It sounds like the missing screw from your latest Ikea project, but Part 107 is actually a monumental step forward for the drone industry. 

Chapter 14 of the Code for Federal Regulations Part 107 allows people who want to commercially operate drones to become certified as “Remote Pilots in Command” (RPIC) simply by taking a 60-question written test and passing a TSA background check.

The study material for the test is based on the most relevant parts of manned aviation knowledge, some specific points on the regulation itself, good decision making, and safety behaviors. You are required to make a 70% on the test to pass, and to take the test again every two years to stay certified.

This primarily deals with commercial drone operators, but there is a section in the Part 107 regulation that allows public safety agencies to operate under the rule as long as they declare themselves a “civil operator.”

So what are the benefits of doing this?

The biggest one is that it’s relatively easy compared with the complexities of getting a Certificate of Authorization (COA), as a public agency normally would.

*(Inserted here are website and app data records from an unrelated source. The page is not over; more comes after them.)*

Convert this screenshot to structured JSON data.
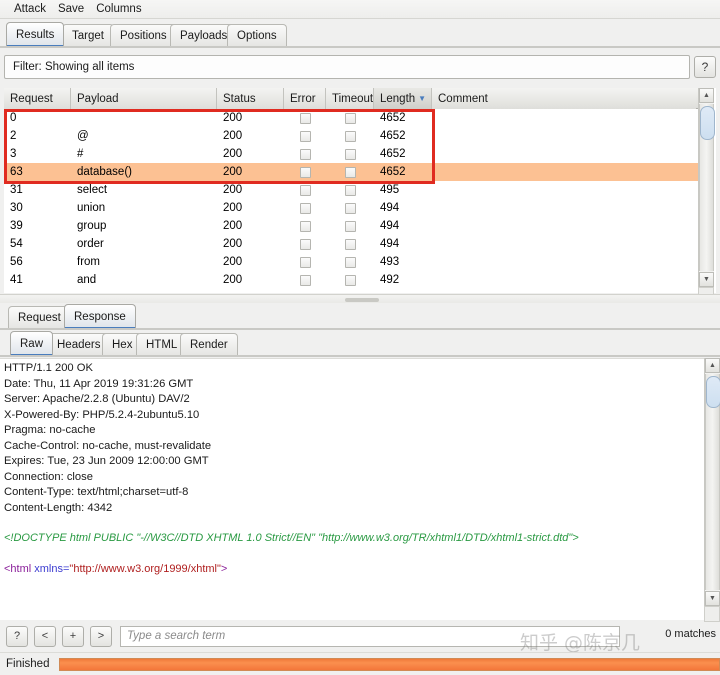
{
  "menubar": {
    "items": [
      {
        "label": "Attack"
      },
      {
        "label": "Save"
      },
      {
        "label": "Columns"
      }
    ]
  },
  "main_tabs": [
    {
      "label": "Results",
      "selected": true
    },
    {
      "label": "Target",
      "selected": false
    },
    {
      "label": "Positions",
      "selected": false
    },
    {
      "label": "Payloads",
      "selected": false
    },
    {
      "label": "Options",
      "selected": false
    }
  ],
  "filter": {
    "text": "Filter: Showing all items",
    "help_label": "?"
  },
  "results_table": {
    "columns": [
      {
        "label": "Request",
        "sorted": false
      },
      {
        "label": "Payload",
        "sorted": false
      },
      {
        "label": "Status",
        "sorted": false
      },
      {
        "label": "Error",
        "sorted": false
      },
      {
        "label": "Timeout",
        "sorted": false
      },
      {
        "label": "Length",
        "sorted": true,
        "sort_dir": "▼"
      },
      {
        "label": "Comment",
        "sorted": false
      }
    ],
    "rows": [
      {
        "request": "0",
        "payload": "",
        "status": "200",
        "error": false,
        "timeout": false,
        "length": "4652",
        "comment": "",
        "highlight": false
      },
      {
        "request": "2",
        "payload": "@",
        "status": "200",
        "error": false,
        "timeout": false,
        "length": "4652",
        "comment": "",
        "highlight": false
      },
      {
        "request": "3",
        "payload": "#",
        "status": "200",
        "error": false,
        "timeout": false,
        "length": "4652",
        "comment": "",
        "highlight": false
      },
      {
        "request": "63",
        "payload": "database()",
        "status": "200",
        "error": false,
        "timeout": false,
        "length": "4652",
        "comment": "",
        "highlight": true
      },
      {
        "request": "31",
        "payload": "select",
        "status": "200",
        "error": false,
        "timeout": false,
        "length": "495",
        "comment": "",
        "highlight": false
      },
      {
        "request": "30",
        "payload": "union",
        "status": "200",
        "error": false,
        "timeout": false,
        "length": "494",
        "comment": "",
        "highlight": false
      },
      {
        "request": "39",
        "payload": "group",
        "status": "200",
        "error": false,
        "timeout": false,
        "length": "494",
        "comment": "",
        "highlight": false
      },
      {
        "request": "54",
        "payload": "order",
        "status": "200",
        "error": false,
        "timeout": false,
        "length": "494",
        "comment": "",
        "highlight": false
      },
      {
        "request": "56",
        "payload": "from",
        "status": "200",
        "error": false,
        "timeout": false,
        "length": "493",
        "comment": "",
        "highlight": false
      },
      {
        "request": "41",
        "payload": "and",
        "status": "200",
        "error": false,
        "timeout": false,
        "length": "492",
        "comment": "",
        "highlight": false
      }
    ]
  },
  "message_tabs": [
    {
      "label": "Request",
      "selected": false
    },
    {
      "label": "Response",
      "selected": true
    }
  ],
  "view_tabs": [
    {
      "label": "Raw",
      "selected": true
    },
    {
      "label": "Headers",
      "selected": false
    },
    {
      "label": "Hex",
      "selected": false
    },
    {
      "label": "HTML",
      "selected": false
    },
    {
      "label": "Render",
      "selected": false
    }
  ],
  "response": {
    "headers": [
      "HTTP/1.1 200 OK",
      "Date: Thu, 11 Apr 2019 19:31:26 GMT",
      "Server: Apache/2.2.8 (Ubuntu) DAV/2",
      "X-Powered-By: PHP/5.2.4-2ubuntu5.10",
      "Pragma: no-cache",
      "Cache-Control: no-cache, must-revalidate",
      "Expires: Tue, 23 Jun 2009 12:00:00 GMT",
      "Connection: close",
      "Content-Type: text/html;charset=utf-8",
      "Content-Length: 4342"
    ],
    "doctype": "<!DOCTYPE html PUBLIC \"-//W3C//DTD XHTML 1.0 Strict//EN\" \"http://www.w3.org/TR/xhtml1/DTD/xhtml1-strict.dtd\">",
    "html_open_tag": {
      "open": "<html ",
      "attr": "xmlns=",
      "value": "\"http://www.w3.org/1999/xhtml\"",
      "close": ">"
    }
  },
  "search": {
    "help_label": "?",
    "prev_label": "<",
    "plus_label": "+",
    "next_label": ">",
    "placeholder": "Type a search term",
    "value": "",
    "matches": "0 matches"
  },
  "status": {
    "label": "Finished",
    "progress_percent": 100
  },
  "watermark": {
    "text": "知乎 @陈京几"
  },
  "colors": {
    "highlight_row": "#fcc193",
    "red_box": "#e02b20",
    "progress": "#f4763a",
    "sort_accent": "#4a7dbd",
    "doctype_green": "#2a9a43"
  }
}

You simply need to take a test for about $150 and you’re ready to go.

Part 107 allows you to operate under 400-feet above ground, in daylight, within line-of-sight of the drone, and in uncontrolled (Class G) airspace.

All of those provisions are waive-able as long as you can make a strong safety case to the FAA. It’s fairly simple to get a nighttime waiver, and although it can take a fairly long time, people have gotten waivers to operate in controlled airspace. Beyond line-of-sight waivers, and waivers to fly over people have only been granted in a very small number of cases.

One important thing to note about operating under Part 107 is that it's the Remote Pilot in Command who elects to operate, not a department they may be representing, so the RPIC is the one responsible for the flight and the consequences for breaking the rules.

If you are interested in getting certified under Part 107, we recommend taking an online class to prepare yourself. While we're not affiliated with them, we’ve had good success with, as well as the ASA “Remote Pilot Test Prep” guide, available at